› Wed, 07 Mar 2018
Almost a year away travelling and now I’m back in the UK. Still got the novelty of being back!
› Wed, 07 Feb 2018
Warm evening sun shines through native temperate rainforest after a day of heavy rain in Fiordland National Park, New Zealand.
› Tue, 06 Feb 2018
Here is classic lake sunrise photo I had been hoping to achieve whilst traveling New Zealand. This is Lake Wakatipu near Queenstown. Not long after I took this I noticed that Australasian crested grebe you can see in one of my previous photos.
› Sat, 03 Feb 2018

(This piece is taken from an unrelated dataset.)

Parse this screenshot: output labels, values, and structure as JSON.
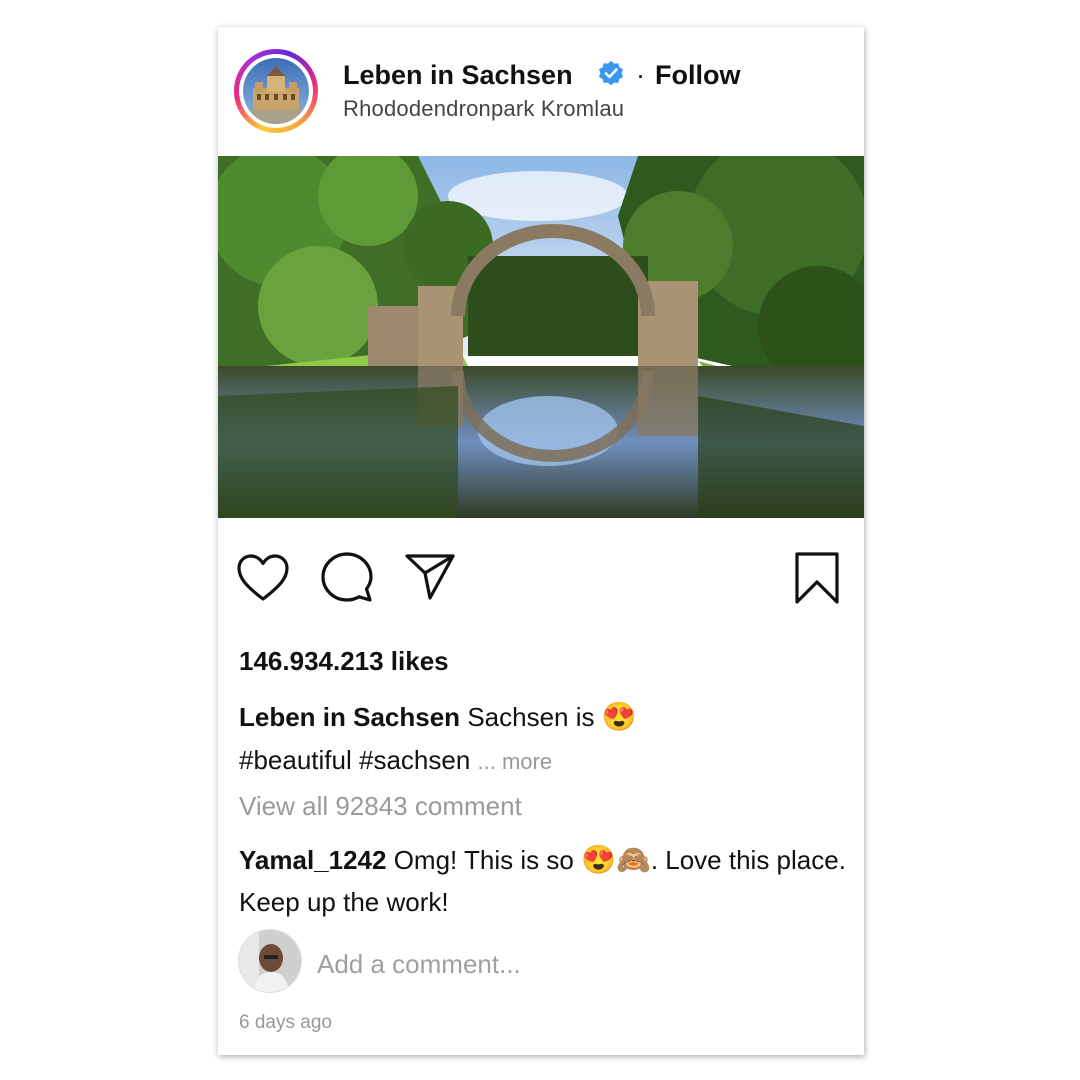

Threatened southern (Australisian) crested grebe on Lake Wakatipu. I was photographing the sunrise on the lake when I suddenly noticed the unmistakable silhouette of what I thought was a great crested grebe. I was delighted to find out it was in fact a subspecies found in Australasia. These shy birds are a subspecies of the great crested grebe and are native to New Zealand. Unfortunately their numbers have declined dramatically and there are estimated to be less than 300 left in New Zealand. The main reason seems to be due to unsuccessful breeding. These birds nest on the edge of high country lakes. Unfortunately this habitat has changed dramatically since European settlers arrived. Cattle grazing, fishing, tourism and construction of dams are some of the reasons these birds are disturbed, resulting in time off incubation. Eggs are vulnerable to sudden changes in water levels. It is thought power boats disturbing water levels are partly to blame and more frequent extreme weather where heavy rainfall and strong winds can wash away nests. Interestingly, the introduction of willow present on some lakes has inadvertently helped to protect nests. Birds choose edges of the lake where the willow grows rigorously. As the plant grows it’s dense roots and stems create safer nesting areas protected from wind and waves. Grebes are threatened by introduced predatory mammals like ferrets, stoats and feral cats. High water quality is important for grebes to hunt for fish as they rely on sight to locate prey. Fertilisers used on farmland can leach into lakes increasing nutrient levels and decreasing water visibility. It would seem these impressive but timid birds have an uncertain future ahead! Conservation work and education can go a long way. It was great learning more about these birds. A great article by Bill Rea on nzgeo.co.nz helped me.
› Fri, 02 Feb 2018
Quite nice views from this campsite! #nz #vanlife
› Fri, 19 Jan 2018
These are currently my most used items in my first aid kit in the fight against the sand flies! I have been immersing myself in the wildness and beauty of the south island. The Haast and Fiordland National Parks have definitely captured my imagination with the endless native bush and remote mountains. Looking into the distance I can’t help but think there must be species out there presumed extinct like the mysterious Kókako or even new species. Anyway, I’m hoping to spend more time exploring and creating more photography and film in these awesome places.
› Mon, 18 Dec 2017
Lake Biwa selfie – a couple of happy bike tourers! We had ridden through the major cities and on our way to the mountains ⛩️🚲🚲🌅⛰️🏕️⛰️
› Mon, 11 Dec 2017
› Sun, 10 Dec 2017
Ranunculus lyallii or Mount Cook Buttercup is the largest of all buttercups and can be found on the South Island and Stewart Island of New Zealand in alpine environments between 700-1500m. Unfortunately these flowers are a bit scrappy but it was nice to show the species in its environment and with Mount Cook in the background.
› Thu, 07 Dec 2017